Kernel Methods for Textual Information Access 1
4.1. Kernel methods: context and intuitions
It is striking to note that, in the communities using statistical modeling and machine learning, in the past 50 years there has been a pendulum motion between approaches using rigor and simplicity on the one hand, and more experimental approaches on the other, which aim at investigating other areas and at exceeding the limitations of a too rigid framework, in particular the framework of linear models. In the last 20 years, things have gone from using more or less heuristic methods, with a huge flexibility but sometimes badly handled (in particular, in the structure and number of parameters of the underlying models), to much more “controlled”, statistically and mathematically principled methods, where the flexibility and quality of the generalization of the models are controlled as far as possible. A flagrant example of a very popular method during this period is the artificial neural network [PER 03], whose modeling power seemed to be almost unlimited and, it must be admitted, gave rise to numerous abuses and excesses, through lack of theoretical foundations or, more simply, through an inability on the part of the modeler to introduce effective means to control the generalization capacities of such systems and to avoid “overfitting”.

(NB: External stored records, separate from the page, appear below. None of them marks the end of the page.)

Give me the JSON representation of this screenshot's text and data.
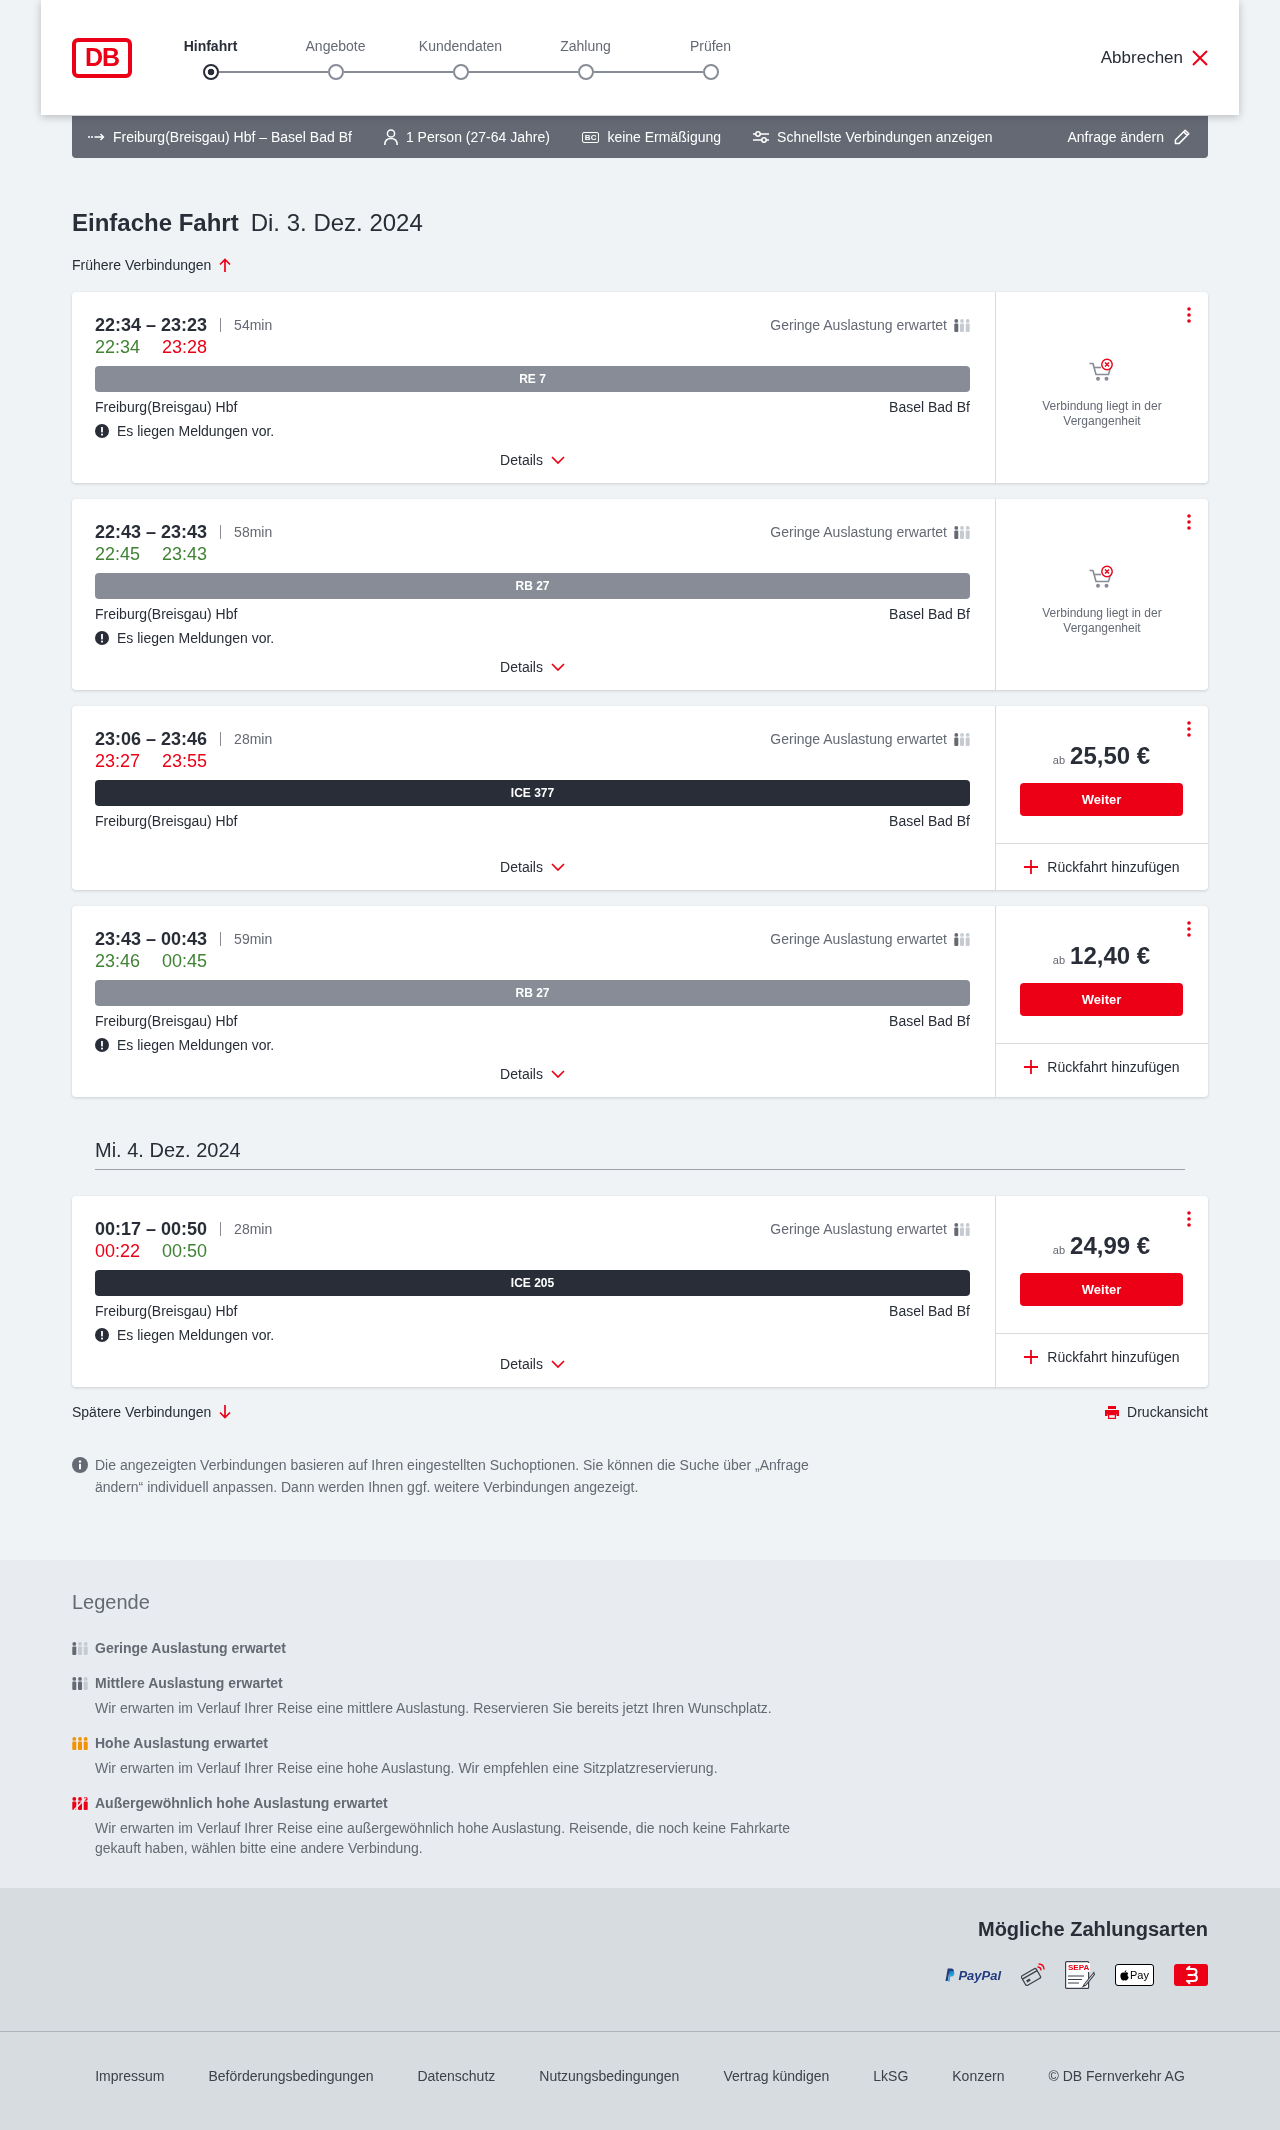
{
  "header": {
    "logo": "DB",
    "steps": [
      {
        "label": "Hinfahrt",
        "selected": true
      },
      {
        "label": "Angebote",
        "selected": false
      },
      {
        "label": "Kundendaten",
        "selected": false
      },
      {
        "label": "Zahlung",
        "selected": false
      },
      {
        "label": "Prüfen",
        "selected": false
      }
    ],
    "cancel": "Abbrechen"
  },
  "query_bar": {
    "items": [
      {
        "kind": "route",
        "text": "Freiburg(Breisgau) Hbf – Basel Bad Bf"
      },
      {
        "kind": "travellers",
        "text": "1 Person (27-64 Jahre)"
      },
      {
        "kind": "discount",
        "badge": "BC",
        "text": "keine Ermäßigung"
      },
      {
        "kind": "options",
        "text": "Schnellste Verbindungen anzeigen"
      }
    ],
    "edit": "Anfrage ändern"
  },
  "heading": {
    "trip_type": "Einfache Fahrt",
    "date": "Di. 3. Dez. 2024"
  },
  "earlier": "Frühere Verbindungen",
  "groups": [
    {
      "connections": [
        {
          "times": "22:34 – 23:23",
          "duration": "54min",
          "realtime": [
            {
              "time": "22:34",
              "late": false
            },
            {
              "time": "23:28",
              "late": true
            }
          ],
          "occupancy": {
            "kind": "low",
            "text": "Geringe Auslastung erwartet"
          },
          "train": {
            "kind": "regional",
            "name": "RE 7"
          },
          "from": "Freiburg(Breisgau) Hbf",
          "to": "Basel Bad Bf",
          "message": "Es liegen Meldungen vor.",
          "details": "Details",
          "offer": {
            "kind": "past",
            "text": "Verbindung liegt in der Vergangenheit"
          }
        },
        {
          "times": "22:43 – 23:43",
          "duration": "58min",
          "realtime": [
            {
              "time": "22:45",
              "late": false
            },
            {
              "time": "23:43",
              "late": false
            }
          ],
          "occupancy": {
            "kind": "low",
            "text": "Geringe Auslastung erwartet"
          },
          "train": {
            "kind": "regional",
            "name": "RB 27"
          },
          "from": "Freiburg(Breisgau) Hbf",
          "to": "Basel Bad Bf",
          "message": "Es liegen Meldungen vor.",
          "details": "Details",
          "offer": {
            "kind": "past",
            "text": "Verbindung liegt in der Vergangenheit"
          }
        },
        {
          "times": "23:06 – 23:46",
          "duration": "28min",
          "realtime": [
            {
              "time": "23:27",
              "late": true
            },
            {
              "time": "23:55",
              "late": true
            }
          ],
          "occupancy": {
            "kind": "low",
            "text": "Geringe Auslastung erwartet"
          },
          "train": {
            "kind": "long_distance",
            "name": "ICE 377"
          },
          "from": "Freiburg(Breisgau) Hbf",
          "to": "Basel Bad Bf",
          "details": "Details",
          "offer": {
            "kind": "price",
            "prefix": "ab",
            "amount": "25,50 €",
            "button": "Weiter",
            "return_trip": "Rückfahrt hinzufügen"
          }
        },
        {
          "times": "23:43 – 00:43",
          "duration": "59min",
          "realtime": [
            {
              "time": "23:46",
              "late": false
            },
            {
              "time": "00:45",
              "late": false
            }
          ],
          "occupancy": {
            "kind": "low",
            "text": "Geringe Auslastung erwartet"
          },
          "train": {
            "kind": "regional",
            "name": "RB 27"
          },
          "from": "Freiburg(Breisgau) Hbf",
          "to": "Basel Bad Bf",
          "message": "Es liegen Meldungen vor.",
          "details": "Details",
          "offer": {
            "kind": "price",
            "prefix": "ab",
            "amount": "12,40 €",
            "button": "Weiter",
            "return_trip": "Rückfahrt hinzufügen"
          }
        }
      ]
    },
    {
      "date": "Mi. 4. Dez. 2024",
      "connections": [
        {
          "times": "00:17 – 00:50",
          "duration": "28min",
          "realtime": [
            {
              "time": "00:22",
              "late": true
            },
            {
              "time": "00:50",
              "late": false
            }
          ],
          "occupancy": {
            "kind": "low",
            "text": "Geringe Auslastung erwartet"
          },
          "train": {
            "kind": "long_distance",
            "name": "ICE 205"
          },
          "from": "Freiburg(Breisgau) Hbf",
          "to": "Basel Bad Bf",
          "message": "Es liegen Meldungen vor.",
          "details": "Details",
          "offer": {
            "kind": "price",
            "prefix": "ab",
            "amount": "24,99 €",
            "button": "Weiter",
            "return_trip": "Rückfahrt hinzufügen"
          }
        }
      ]
    }
  ],
  "later": "Spätere Verbindungen",
  "print": "Druckansicht",
  "note": "Die angezeigten Verbindungen basieren auf Ihren eingestellten Suchoptionen. Sie können die Suche über „Anfrage ändern“ individuell anpassen. Dann werden Ihnen ggf. weitere Verbindungen angezeigt.",
  "legend": {
    "title": "Legende",
    "items": [
      {
        "kind": "low",
        "title": "Geringe Auslastung erwartet"
      },
      {
        "kind": "medium",
        "title": "Mittlere Auslastung erwartet",
        "text": "Wir erwarten im Verlauf Ihrer Reise eine mittlere Auslastung. Reservieren Sie bereits jetzt Ihren Wunschplatz."
      },
      {
        "kind": "high",
        "title": "Hohe Auslastung erwartet",
        "text": "Wir erwarten im Verlauf Ihrer Reise eine hohe Auslastung. Wir empfehlen eine Sitzplatzreservierung."
      },
      {
        "kind": "exceptional",
        "title": "Außergewöhnlich hohe Auslastung erwartet",
        "text": "Wir erwarten im Verlauf Ihrer Reise eine außergewöhnlich hohe Auslastung. Reisende, die noch keine Fahrkarte gekauft haben, wählen bitte eine andere Verbindung."
      }
    ]
  },
  "payment": {
    "title": "Mögliche Zahlungsarten",
    "methods": [
      {
        "kind": "paypal",
        "label": "PayPal"
      },
      {
        "kind": "contactless"
      },
      {
        "kind": "sepa",
        "label": "SEPA"
      },
      {
        "kind": "applepay",
        "label": "Pay"
      },
      {
        "kind": "db"
      }
    ]
  },
  "footer": {
    "links": [
      "Impressum",
      "Beförderungsbedingungen",
      "Datenschutz",
      "Nutzungsbedingungen",
      "Vertrag kündigen",
      "LkSG",
      "Konzern"
    ],
    "copyright": "© DB Fernverkehr AG"
  }
}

Motivated in part by these excesses and the disillusionment resulting from them, new theories (of which [VAP 98] is a leading paper) have emerged ...